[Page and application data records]
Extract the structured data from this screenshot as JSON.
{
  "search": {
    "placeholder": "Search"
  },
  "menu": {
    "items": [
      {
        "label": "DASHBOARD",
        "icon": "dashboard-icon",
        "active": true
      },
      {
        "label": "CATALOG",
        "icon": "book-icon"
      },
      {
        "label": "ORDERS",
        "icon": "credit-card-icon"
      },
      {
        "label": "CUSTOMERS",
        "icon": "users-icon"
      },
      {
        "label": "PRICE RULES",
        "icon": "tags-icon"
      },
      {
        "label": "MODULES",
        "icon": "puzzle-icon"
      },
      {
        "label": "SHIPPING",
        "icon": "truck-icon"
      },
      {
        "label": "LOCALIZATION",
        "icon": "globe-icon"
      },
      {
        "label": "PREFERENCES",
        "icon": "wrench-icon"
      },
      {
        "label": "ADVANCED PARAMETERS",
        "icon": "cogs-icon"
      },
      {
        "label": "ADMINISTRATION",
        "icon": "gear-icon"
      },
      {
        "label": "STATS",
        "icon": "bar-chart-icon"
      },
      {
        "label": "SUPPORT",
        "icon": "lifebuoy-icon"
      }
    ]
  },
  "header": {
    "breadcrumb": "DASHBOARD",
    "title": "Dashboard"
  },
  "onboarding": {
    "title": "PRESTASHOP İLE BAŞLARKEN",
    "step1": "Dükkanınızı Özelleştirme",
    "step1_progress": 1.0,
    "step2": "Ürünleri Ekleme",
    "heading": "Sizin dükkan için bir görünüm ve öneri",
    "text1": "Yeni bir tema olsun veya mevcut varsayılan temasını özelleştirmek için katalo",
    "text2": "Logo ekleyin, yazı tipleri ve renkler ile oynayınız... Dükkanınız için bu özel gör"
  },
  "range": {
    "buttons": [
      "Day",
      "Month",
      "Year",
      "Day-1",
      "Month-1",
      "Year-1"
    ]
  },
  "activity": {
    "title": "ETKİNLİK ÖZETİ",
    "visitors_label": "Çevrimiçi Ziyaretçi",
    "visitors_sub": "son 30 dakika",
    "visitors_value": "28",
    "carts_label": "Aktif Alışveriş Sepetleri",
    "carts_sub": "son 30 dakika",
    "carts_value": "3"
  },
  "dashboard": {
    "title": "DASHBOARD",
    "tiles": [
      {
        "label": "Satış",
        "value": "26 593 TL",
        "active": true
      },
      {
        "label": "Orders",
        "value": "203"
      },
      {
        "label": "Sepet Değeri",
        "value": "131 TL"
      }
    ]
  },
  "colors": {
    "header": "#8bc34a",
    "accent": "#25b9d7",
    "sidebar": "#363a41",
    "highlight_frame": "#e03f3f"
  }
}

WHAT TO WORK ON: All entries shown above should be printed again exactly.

EXERCISE ANSWER:
Extract the structured data from this screenshot as JSON.
{
  "search": {
    "placeholder": "Search"
  },
  "menu": {
    "items": [
      {
        "label": "DASHBOARD",
        "icon": "dashboard-icon",
        "active": true
      },
      {
        "label": "CATALOG",
        "icon": "book-icon"
      },
      {
        "label": "ORDERS",
        "icon": "credit-card-icon"
      },
      {
        "label": "CUSTOMERS",
        "icon": "users-icon"
      },
      {
        "label": "PRICE RULES",
        "icon": "tags-icon"
      },
      {
        "label": "MODULES",
        "icon": "puzzle-icon"
      },
      {
        "label": "SHIPPING",
        "icon": "truck-icon"
      },
      {
        "label": "LOCALIZATION",
        "icon": "globe-icon"
      },
      {
        "label": "PREFERENCES",
        "icon": "wrench-icon"
      },
      {
        "label": "ADVANCED PARAMETERS",
        "icon": "cogs-icon"
      },
      {
        "label": "ADMINISTRATION",
        "icon": "gear-icon"
      },
      {
        "label": "STATS",
        "icon": "bar-chart-icon"
      },
      {
        "label": "SUPPORT",
        "icon": "lifebuoy-icon"
      }
    ]
  },
  "header": {
    "breadcrumb": "DASHBOARD",
    "title": "Dashboard"
  },
  "onboarding": {
    "title": "PRESTASHOP İLE BAŞLARKEN",
    "step1": "Dükkanınızı Özelleştirme",
    "step1_progress": 1.0,
    "step2": "Ürünleri Ekleme",
    "heading": "Sizin dükkan için bir görünüm ve öneri",
    "text1": "Yeni bir tema olsun veya mevcut varsayılan temasını özelleştirmek için katalo",
    "text2": "Logo ekleyin, yazı tipleri ve renkler ile oynayınız... Dükkanınız için bu özel gör"
  },
  "range": {
    "buttons": [
      "Day",
      "Month",
      "Year",
      "Day-1",
      "Month-1",
      "Year-1"
    ]
  },
  "activity": {
    "title": "ETKİNLİK ÖZETİ",
    "visitors_label": "Çevrimiçi Ziyaretçi",
    "visitors_sub": "son 30 dakika",
    "visitors_value": "28",
    "carts_label": "Aktif Alışveriş Sepetleri",
    "carts_sub": "son 30 dakika",
    "carts_value": "3"
  },
  "dashboard": {
    "title": "DASHBOARD",
    "tiles": [
      {
        "label": "Satış",
        "value": "26 593 TL",
        "active": true
      },
      {
        "label": "Orders",
        "value": "203"
      },
      {
        "label": "Sepet Değeri",
        "value": "131 TL"
      }
    ]
  },
  "colors": {
    "header": "#8bc34a",
    "accent": "#25b9d7",
    "sidebar": "#363a41",
    "highlight_frame": "#e03f3f"
  }
}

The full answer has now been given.